Florida Gov. Rick Scott, who challenged the Republican establishment six years ago and stormed his way into the governor’s mansion, now says he is considering running for the U.S. Senate.
During a wide-range interview with reporters on Tuesday, Scott conceded that “an option I have” is to run for the seat held by Sen. Bill Nelson in 2018. Nelson, the only statewide elected Democrat in Florida, has already said he plans to run for a fourth term.
Scott, who has already said he’s not interested in a potential job in the administration of President-elect Donald Trump, didn’t lay out any kind of timetable for a decision and instead said that he would continue to focus on his current post.
Scott said that in business he figured out that “if I do well every day in my job there would be a next opportunity.”
Scott was re-elected in 2014, but is limited by law from seeking another term.
Scott spoke of his intentions while attending the Republican Governors Association annual conference in Orlando where he said he was “excited” about Trump’s victory because he now had someone he could call on for help. Scott said that he had already talked to Trump three times since the election.
“I now have a president I can talk to,” said Scott, who repeatedly criticized the administration of President Barack Obama on a myriad of issues.
Scott’s bid for future office could be helped out by Trump, who Scott called a friend and said he’s someone he has known for 20 years. Scott endorsed Trump right after he won the Florida primary and stood by even as Trump came under fire for some of his comments during the campaign. He also was a chairman of a super PAC that raised $20 million that was used on ads in battleground states that were won by Trump.
Scott has compared his upstart victory in 2010 to Trump’s since the former health care executive ran against GOP favorite and then-Attorney General Bill McCollum.

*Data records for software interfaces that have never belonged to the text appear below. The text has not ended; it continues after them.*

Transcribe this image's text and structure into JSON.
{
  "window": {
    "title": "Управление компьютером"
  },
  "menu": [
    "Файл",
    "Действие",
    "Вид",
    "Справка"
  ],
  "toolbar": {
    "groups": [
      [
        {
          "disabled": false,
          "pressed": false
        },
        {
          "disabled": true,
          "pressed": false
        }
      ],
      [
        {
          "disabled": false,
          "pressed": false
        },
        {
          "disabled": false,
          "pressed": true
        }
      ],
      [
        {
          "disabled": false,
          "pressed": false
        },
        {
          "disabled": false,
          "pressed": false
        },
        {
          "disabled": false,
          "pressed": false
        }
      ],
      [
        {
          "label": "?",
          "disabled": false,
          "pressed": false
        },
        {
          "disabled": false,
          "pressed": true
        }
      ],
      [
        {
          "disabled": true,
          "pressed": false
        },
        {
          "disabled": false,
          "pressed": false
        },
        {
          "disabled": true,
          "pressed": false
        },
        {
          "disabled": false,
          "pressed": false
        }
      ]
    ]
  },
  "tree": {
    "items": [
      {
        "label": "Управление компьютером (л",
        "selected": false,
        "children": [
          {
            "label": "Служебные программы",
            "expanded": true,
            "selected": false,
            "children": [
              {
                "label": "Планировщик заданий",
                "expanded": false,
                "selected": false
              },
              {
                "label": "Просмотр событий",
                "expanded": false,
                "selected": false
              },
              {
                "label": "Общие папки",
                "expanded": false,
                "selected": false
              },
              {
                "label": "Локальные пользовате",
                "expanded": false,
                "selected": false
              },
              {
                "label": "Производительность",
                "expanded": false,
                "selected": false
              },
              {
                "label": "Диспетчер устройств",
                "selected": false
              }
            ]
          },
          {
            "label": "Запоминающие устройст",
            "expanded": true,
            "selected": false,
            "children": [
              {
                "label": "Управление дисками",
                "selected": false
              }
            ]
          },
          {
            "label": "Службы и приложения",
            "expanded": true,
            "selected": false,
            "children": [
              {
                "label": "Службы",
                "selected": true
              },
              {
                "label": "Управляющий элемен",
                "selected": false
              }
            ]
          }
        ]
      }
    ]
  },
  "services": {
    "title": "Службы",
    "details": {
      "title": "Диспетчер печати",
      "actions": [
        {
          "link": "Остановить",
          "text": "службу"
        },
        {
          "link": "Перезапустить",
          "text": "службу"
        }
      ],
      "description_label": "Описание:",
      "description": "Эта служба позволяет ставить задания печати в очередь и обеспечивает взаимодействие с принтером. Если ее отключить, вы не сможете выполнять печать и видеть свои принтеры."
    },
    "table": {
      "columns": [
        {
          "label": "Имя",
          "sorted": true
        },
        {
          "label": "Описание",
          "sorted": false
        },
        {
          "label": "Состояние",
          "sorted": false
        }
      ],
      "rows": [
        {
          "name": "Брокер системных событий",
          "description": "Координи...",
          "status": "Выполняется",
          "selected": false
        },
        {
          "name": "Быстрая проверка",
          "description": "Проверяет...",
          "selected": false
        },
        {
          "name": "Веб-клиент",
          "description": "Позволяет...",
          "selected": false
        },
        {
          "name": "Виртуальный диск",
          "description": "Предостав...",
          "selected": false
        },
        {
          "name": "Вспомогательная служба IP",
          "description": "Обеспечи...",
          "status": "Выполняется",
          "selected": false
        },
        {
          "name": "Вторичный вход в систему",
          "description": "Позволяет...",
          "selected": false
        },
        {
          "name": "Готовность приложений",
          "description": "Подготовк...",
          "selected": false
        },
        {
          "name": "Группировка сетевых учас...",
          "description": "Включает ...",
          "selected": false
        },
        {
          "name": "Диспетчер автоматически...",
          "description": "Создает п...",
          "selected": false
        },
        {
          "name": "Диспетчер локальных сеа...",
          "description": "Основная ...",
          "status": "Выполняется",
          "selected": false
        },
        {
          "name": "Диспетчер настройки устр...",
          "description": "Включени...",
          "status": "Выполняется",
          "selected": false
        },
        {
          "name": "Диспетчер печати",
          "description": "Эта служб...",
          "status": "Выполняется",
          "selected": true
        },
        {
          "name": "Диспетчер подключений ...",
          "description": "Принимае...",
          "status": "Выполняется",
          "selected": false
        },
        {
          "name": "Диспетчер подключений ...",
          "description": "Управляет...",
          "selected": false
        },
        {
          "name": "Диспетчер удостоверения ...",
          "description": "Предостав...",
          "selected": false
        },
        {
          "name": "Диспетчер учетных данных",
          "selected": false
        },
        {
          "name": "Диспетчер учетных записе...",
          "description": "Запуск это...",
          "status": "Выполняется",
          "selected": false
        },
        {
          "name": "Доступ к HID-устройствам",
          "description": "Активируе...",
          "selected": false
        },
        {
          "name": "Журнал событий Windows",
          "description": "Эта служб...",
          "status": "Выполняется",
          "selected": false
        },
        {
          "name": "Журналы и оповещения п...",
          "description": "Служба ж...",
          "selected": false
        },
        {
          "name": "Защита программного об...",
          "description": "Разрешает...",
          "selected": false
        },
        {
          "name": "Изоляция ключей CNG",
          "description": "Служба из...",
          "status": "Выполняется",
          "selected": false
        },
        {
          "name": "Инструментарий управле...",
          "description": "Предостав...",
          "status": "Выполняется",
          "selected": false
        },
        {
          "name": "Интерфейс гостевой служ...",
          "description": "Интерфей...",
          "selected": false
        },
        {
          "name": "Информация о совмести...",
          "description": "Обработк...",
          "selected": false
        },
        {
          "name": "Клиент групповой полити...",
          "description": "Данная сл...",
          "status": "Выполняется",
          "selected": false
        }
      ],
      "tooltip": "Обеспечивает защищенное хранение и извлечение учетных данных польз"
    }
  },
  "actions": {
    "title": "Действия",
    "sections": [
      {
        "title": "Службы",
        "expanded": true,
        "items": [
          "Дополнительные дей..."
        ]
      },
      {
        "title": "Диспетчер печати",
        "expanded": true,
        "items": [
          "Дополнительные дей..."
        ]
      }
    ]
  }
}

He noted that Republicans ran attack ads against him during the heated campaign.
During his remarks with reporters, Scott said it was time for Republicans who offered lukewarm support for Trump to now “embrace him.” He predicted that Trump could help the state on everything from flood insurance rates to securing federal funding for Everglades restoration and repairing the aging Lake Okeechobee dike.
Reprinted with the permission of the Associated Press.